 That munching sound you hear is the sound of your humble proprietor eating crow. It’s not just that the show for which I skipped the Austin Oddities & Curiosities Expo was an unmitigated disaster: pulling off a big crow drumstick with 11 herbs and spices had to wait until the Expo came to Dallas at the end of March. I’ve made some spectacularly dumb mistakes in my life: assuming that Make magazine was going to be a failure, passing on buying $10,000 in Apple stock at the end of 1997, and attending my sister’s wedding, among many others. Missing an Oddities & Curiosities Expo in Texas will rate at least on the level of the wedding, based on what happened in Dallas.

 The show started easily enough: easy access for loading in plants on the Friday before, with cloudy but warm skies and an enthusiastic show staff to manage things. At first, especially with a venue as big as Centennial Hall in Fair Park, it seemed a little sparse, with lots of aisle space compared to the vendor booths, and about half of the booths were still empty. No big deal, I thought: lots of folks would arrive on Saturday morning before the show opened, and that’s precisely what happened. Even then, setup was easy, and when it was time to clear the area on Friday afternoon, everything went smashingly. A few things still had to be done, such as completing new signs and notices, so Friday night was spent working on organizing everything that would be out there at opening. 
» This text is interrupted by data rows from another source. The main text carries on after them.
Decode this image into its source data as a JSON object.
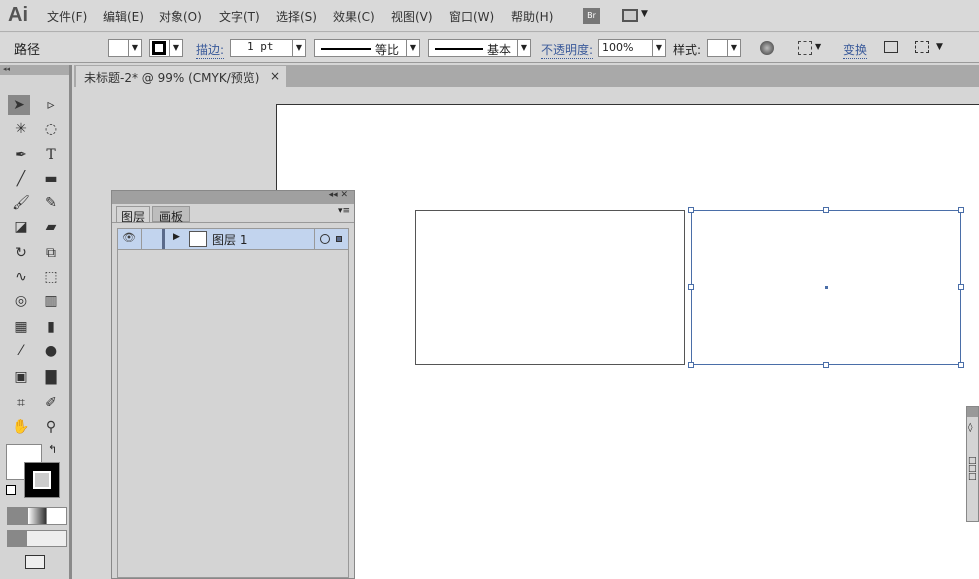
{
  "app": {
    "logo": "Ai"
  },
  "menu": [
    "文件(F)",
    "编辑(E)",
    "对象(O)",
    "文字(T)",
    "选择(S)",
    "效果(C)",
    "视图(V)",
    "窗口(W)",
    "帮助(H)"
  ],
  "bridge": "Br",
  "control": {
    "object_type": "路径",
    "stroke_label": "描边:",
    "stroke_weight": "1 pt",
    "profile": "等比",
    "brush": "基本",
    "opacity_label": "不透明度:",
    "opacity": "100%",
    "style_label": "样式:",
    "transform_label": "变换"
  },
  "document": {
    "tab_title": "未标题-2* @ 99% (CMYK/预览)",
    "close": "×"
  },
  "layers_panel": {
    "tabs": [
      "图层",
      "画板"
    ],
    "layers": [
      {
        "name": "图层 1"
      }
    ]
  }
}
(Incidentally, a major addition to the Triffid Ranch booth is an entry into the 21st Century: QR codes and more URLs in place of postcards and business cards. Part of this was due to comparing notes with fellow vendors about “card collectors,” who grab up cards and anything else that’s free and never return. The biggest reason, though, is that by the end of this decade, a phone that can take pictures isn’t a luxury: it’s an essential accessory, and someone visiting the booth is much less likely to lose a business card than to lose a phone. This is part of a general experiment, and it seemed to work remarkably well over the run of the show, especially for those who wanted to get more information but didn’t necessarily want to come in too close.)

 Saturday, though, started out rough. The National Weather Service warned about the cold front passing through that morning, but nobody was expecting the rainstorms that came with it. With shows of this sort, vendors worry about rain, especially cold rain, because a good stout storm is enough to convince most potential attendees to stay home. The Expo opened at 10:00 for advance VIP ticket holders who paid extra to get first dibs, and we vendors noted that the crowd appeared to be friendly and enthusiastic but a little sparse. There was a little time to get something to eat and drink or hit the restroom, and boy oh boy were we all glad to do so, because when the doors opened for general attendees at 11:00…

To be continued…